WHAT IS EXPECTED »
Write out the data below exactly as given, without any of its pictures.

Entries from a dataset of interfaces
=== Begin Enclosure ===

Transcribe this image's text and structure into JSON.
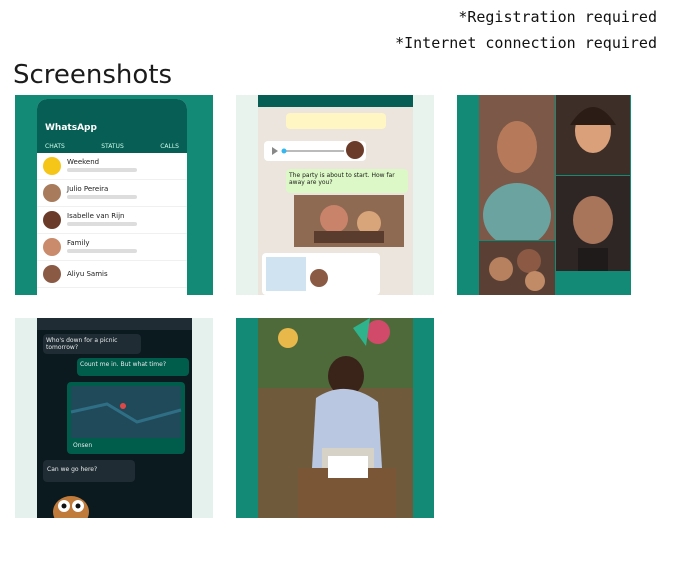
{
  "notes": {
    "registration": "*Registration required",
    "internet": "*Internet connection required"
  },
  "section": {
    "title": "Screenshots"
  },
  "screens": {
    "s1": {
      "app_title": "WhatsApp",
      "tabs": [
        "CHATS",
        "STATUS",
        "CALLS"
      ],
      "chats": [
        {
          "name": "Weekend"
        },
        {
          "name": "Julio Pereira"
        },
        {
          "name": "Isabelle van Rijn"
        },
        {
          "name": "Family"
        },
        {
          "name": "Aliyu Samis"
        }
      ]
    },
    "s2": {
      "message": "The party is about to start. How far away are you?"
    },
    "s4": {
      "prompt": "Who's down for a picnic tomorrow?",
      "reply": "Count me in. But what time?",
      "location_label": "Onsen",
      "question": "Can we go here?"
    }
  },
  "colors": {
    "brand": "#138a75",
    "header": "#075e54",
    "bubble": "#dcf8c6"
  }
}
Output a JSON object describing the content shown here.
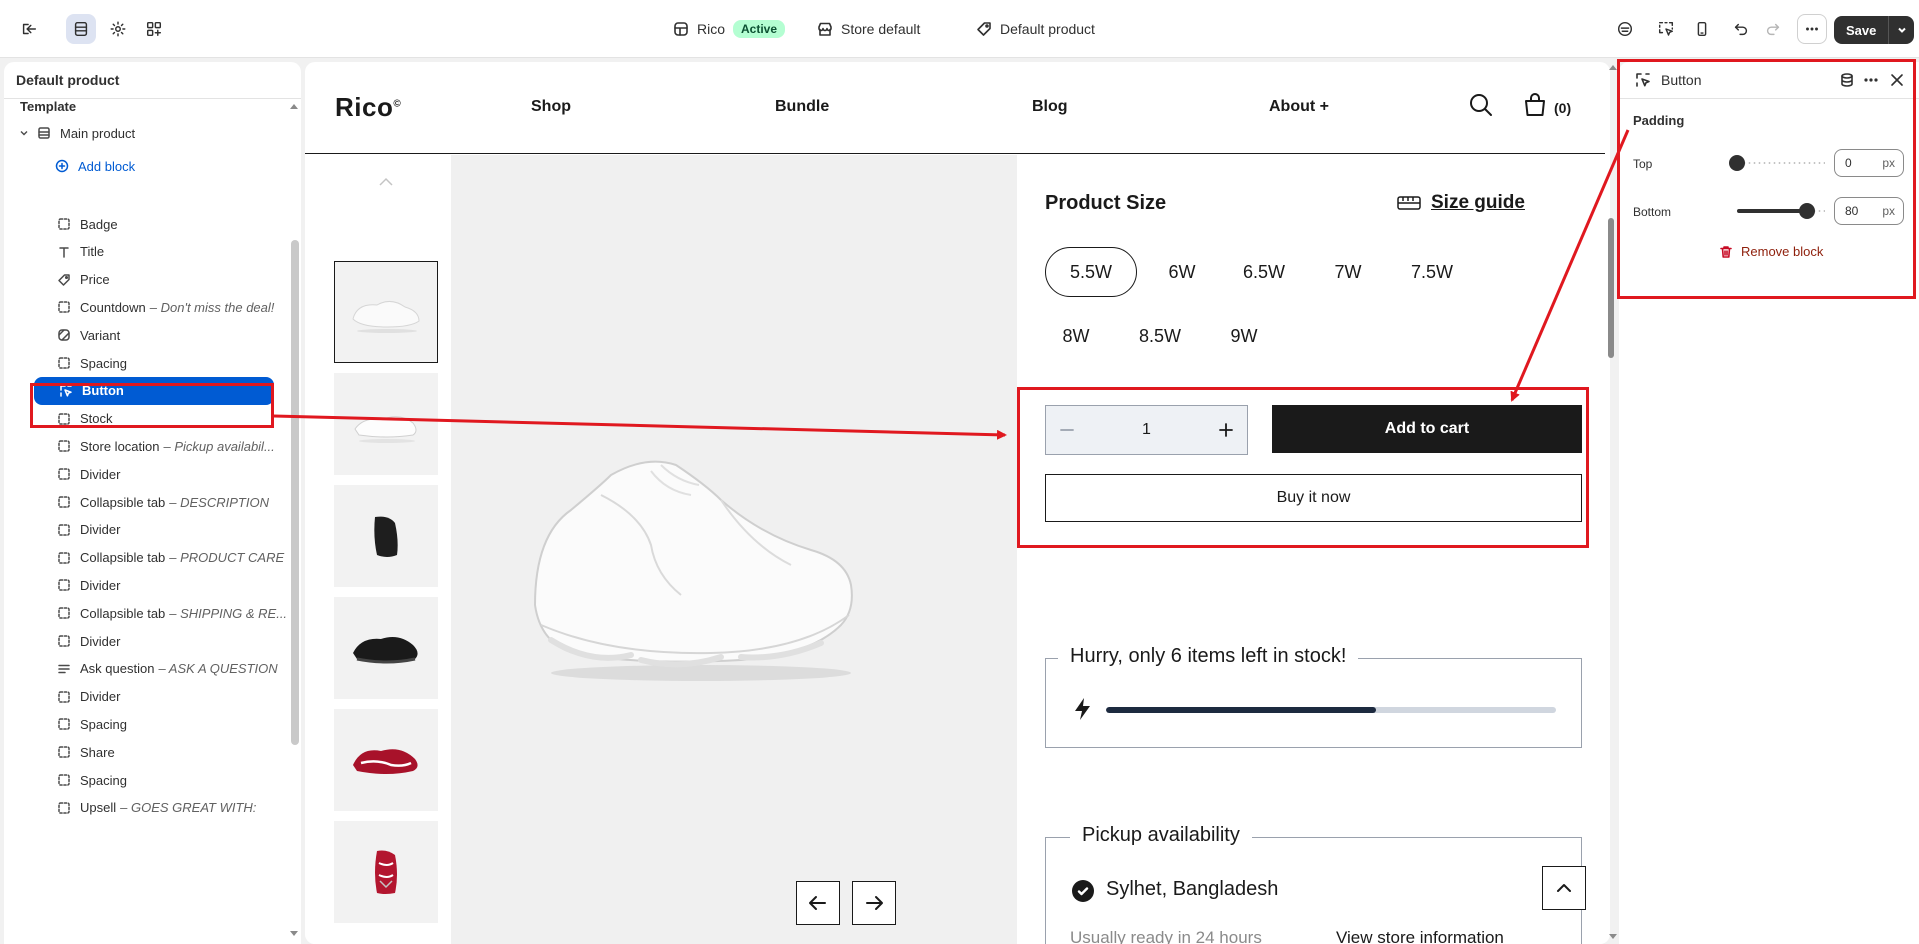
{
  "topbar": {
    "theme_name": "Rico",
    "theme_status": "Active",
    "store": "Store default",
    "template": "Default product",
    "save_label": "Save"
  },
  "sidebar": {
    "title": "Default product",
    "section": "Template",
    "group": "Main product",
    "add_block": "Add block",
    "items": [
      {
        "label": "Badge",
        "sub": "",
        "icon": "dashed-square-icon"
      },
      {
        "label": "Title",
        "sub": "",
        "icon": "text-icon"
      },
      {
        "label": "Price",
        "sub": "",
        "icon": "tag-icon"
      },
      {
        "label": "Countdown",
        "sub": "– Don't miss the deal!",
        "icon": "dashed-square-icon"
      },
      {
        "label": "Variant",
        "sub": "",
        "icon": "variant-icon"
      },
      {
        "label": "Spacing",
        "sub": "",
        "icon": "dashed-square-icon"
      },
      {
        "label": "Button",
        "sub": "",
        "icon": "cursor-click-icon"
      },
      {
        "label": "Stock",
        "sub": "",
        "icon": "dashed-square-icon"
      },
      {
        "label": "Store location",
        "sub": "– Pickup availabil...",
        "icon": "dashed-square-icon"
      },
      {
        "label": "Divider",
        "sub": "",
        "icon": "dashed-square-icon"
      },
      {
        "label": "Collapsible tab",
        "sub": "– DESCRIPTION",
        "icon": "dashed-square-icon"
      },
      {
        "label": "Divider",
        "sub": "",
        "icon": "dashed-square-icon"
      },
      {
        "label": "Collapsible tab",
        "sub": "– PRODUCT CARE",
        "icon": "dashed-square-icon"
      },
      {
        "label": "Divider",
        "sub": "",
        "icon": "dashed-square-icon"
      },
      {
        "label": "Collapsible tab",
        "sub": "– SHIPPING & RE...",
        "icon": "dashed-square-icon"
      },
      {
        "label": "Divider",
        "sub": "",
        "icon": "dashed-square-icon"
      },
      {
        "label": "Ask question",
        "sub": "– ASK A QUESTION",
        "icon": "text-lines-icon"
      },
      {
        "label": "Divider",
        "sub": "",
        "icon": "dashed-square-icon"
      },
      {
        "label": "Spacing",
        "sub": "",
        "icon": "dashed-square-icon"
      },
      {
        "label": "Share",
        "sub": "",
        "icon": "dashed-square-icon"
      },
      {
        "label": "Spacing",
        "sub": "",
        "icon": "dashed-square-icon"
      },
      {
        "label": "Upsell",
        "sub": "– GOES GREAT WITH:",
        "icon": "dashed-square-icon"
      }
    ],
    "selected_label": "Button"
  },
  "store": {
    "logo": "Rico",
    "logo_mark": "©",
    "nav": [
      "Shop",
      "Bundle",
      "Blog",
      "About +"
    ],
    "cart_count": "(0)",
    "size_title": "Product Size",
    "size_guide": "Size guide",
    "sizes": [
      "5.5W",
      "6W",
      "6.5W",
      "7W",
      "7.5W",
      "8W",
      "8.5W",
      "9W"
    ],
    "selected_size": "5.5W",
    "quantity": "1",
    "add_to_cart": "Add to cart",
    "buy_now": "Buy it now",
    "stock_title": "Hurry, only 6 items left in stock!",
    "stock_fraction": 0.6,
    "pickup_title": "Pickup availability",
    "pickup_location": "Sylhet, Bangladesh",
    "pickup_ready": "Usually ready in 24 hours",
    "view_store": "View store information"
  },
  "panel": {
    "title": "Button",
    "section": "Padding",
    "top_label": "Top",
    "top_value": "0",
    "top_fraction": 0,
    "bottom_label": "Bottom",
    "bottom_value": "80",
    "bottom_fraction": 0.8,
    "unit": "px",
    "remove_label": "Remove block"
  },
  "colors": {
    "selected_blue": "#005bd3",
    "annotation_red": "#e0181f",
    "active_badge": "#b4fed2"
  }
}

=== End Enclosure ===

EXERCISE OUTPUT »
Transcribe this image's text and structure into JSON.
{
  "notes": {
    "registration": "*Registration required",
    "internet": "*Internet connection required"
  },
  "section": {
    "title": "Screenshots"
  },
  "screens": {
    "s1": {
      "app_title": "WhatsApp",
      "tabs": [
        "CHATS",
        "STATUS",
        "CALLS"
      ],
      "chats": [
        {
          "name": "Weekend"
        },
        {
          "name": "Julio Pereira"
        },
        {
          "name": "Isabelle van Rijn"
        },
        {
          "name": "Family"
        },
        {
          "name": "Aliyu Samis"
        }
      ]
    },
    "s2": {
      "message": "The party is about to start. How far away are you?"
    },
    "s4": {
      "prompt": "Who's down for a picnic tomorrow?",
      "reply": "Count me in. But what time?",
      "location_label": "Onsen",
      "question": "Can we go here?"
    }
  },
  "colors": {
    "brand": "#138a75",
    "header": "#075e54",
    "bubble": "#dcf8c6"
  }
}
Output a JSON object describing the content shown here.
{
  "topbar": {
    "theme_name": "Rico",
    "theme_status": "Active",
    "store": "Store default",
    "template": "Default product",
    "save_label": "Save"
  },
  "sidebar": {
    "title": "Default product",
    "section": "Template",
    "group": "Main product",
    "add_block": "Add block",
    "items": [
      {
        "label": "Badge",
        "sub": "",
        "icon": "dashed-square-icon"
      },
      {
        "label": "Title",
        "sub": "",
        "icon": "text-icon"
      },
      {
        "label": "Price",
        "sub": "",
        "icon": "tag-icon"
      },
      {
        "label": "Countdown",
        "sub": "– Don't miss the deal!",
        "icon": "dashed-square-icon"
      },
      {
        "label": "Variant",
        "sub": "",
        "icon": "variant-icon"
      },
      {
        "label": "Spacing",
        "sub": "",
        "icon": "dashed-square-icon"
      },
      {
        "label": "Button",
        "sub": "",
        "icon": "cursor-click-icon"
      },
      {
        "label": "Stock",
        "sub": "",
        "icon": "dashed-square-icon"
      },
      {
        "label": "Store location",
        "sub": "– Pickup availabil...",
        "icon": "dashed-square-icon"
      },
      {
        "label": "Divider",
        "sub": "",
        "icon": "dashed-square-icon"
      },
      {
        "label": "Collapsible tab",
        "sub": "– DESCRIPTION",
        "icon": "dashed-square-icon"
      },
      {
        "label": "Divider",
        "sub": "",
        "icon": "dashed-square-icon"
      },
      {
        "label": "Collapsible tab",
        "sub": "– PRODUCT CARE",
        "icon": "dashed-square-icon"
      },
      {
        "label": "Divider",
        "sub": "",
        "icon": "dashed-square-icon"
      },
      {
        "label": "Collapsible tab",
        "sub": "– SHIPPING & RE...",
        "icon": "dashed-square-icon"
      },
      {
        "label": "Divider",
        "sub": "",
        "icon": "dashed-square-icon"
      },
      {
        "label": "Ask question",
        "sub": "– ASK A QUESTION",
        "icon": "text-lines-icon"
      },
      {
        "label": "Divider",
        "sub": "",
        "icon": "dashed-square-icon"
      },
      {
        "label": "Spacing",
        "sub": "",
        "icon": "dashed-square-icon"
      },
      {
        "label": "Share",
        "sub": "",
        "icon": "dashed-square-icon"
      },
      {
        "label": "Spacing",
        "sub": "",
        "icon": "dashed-square-icon"
      },
      {
        "label": "Upsell",
        "sub": "– GOES GREAT WITH:",
        "icon": "dashed-square-icon"
      }
    ],
    "selected_label": "Button"
  },
  "store": {
    "logo": "Rico",
    "logo_mark": "©",
    "nav": [
      "Shop",
      "Bundle",
      "Blog",
      "About +"
    ],
    "cart_count": "(0)",
    "size_title": "Product Size",
    "size_guide": "Size guide",
    "sizes": [
      "5.5W",
      "6W",
      "6.5W",
      "7W",
      "7.5W",
      "8W",
      "8.5W",
      "9W"
    ],
    "selected_size": "5.5W",
    "quantity": "1",
    "add_to_cart": "Add to cart",
    "buy_now": "Buy it now",
    "stock_title": "Hurry, only 6 items left in stock!",
    "stock_fraction": 0.6,
    "pickup_title": "Pickup availability",
    "pickup_location": "Sylhet, Bangladesh",
    "pickup_ready": "Usually ready in 24 hours",
    "view_store": "View store information"
  },
  "panel": {
    "title": "Button",
    "section": "Padding",
    "top_label": "Top",
    "top_value": "0",
    "top_fraction": 0,
    "bottom_label": "Bottom",
    "bottom_value": "80",
    "bottom_fraction": 0.8,
    "unit": "px",
    "remove_label": "Remove block"
  },
  "colors": {
    "selected_blue": "#005bd3",
    "annotation_red": "#e0181f",
    "active_badge": "#b4fed2"
  }
}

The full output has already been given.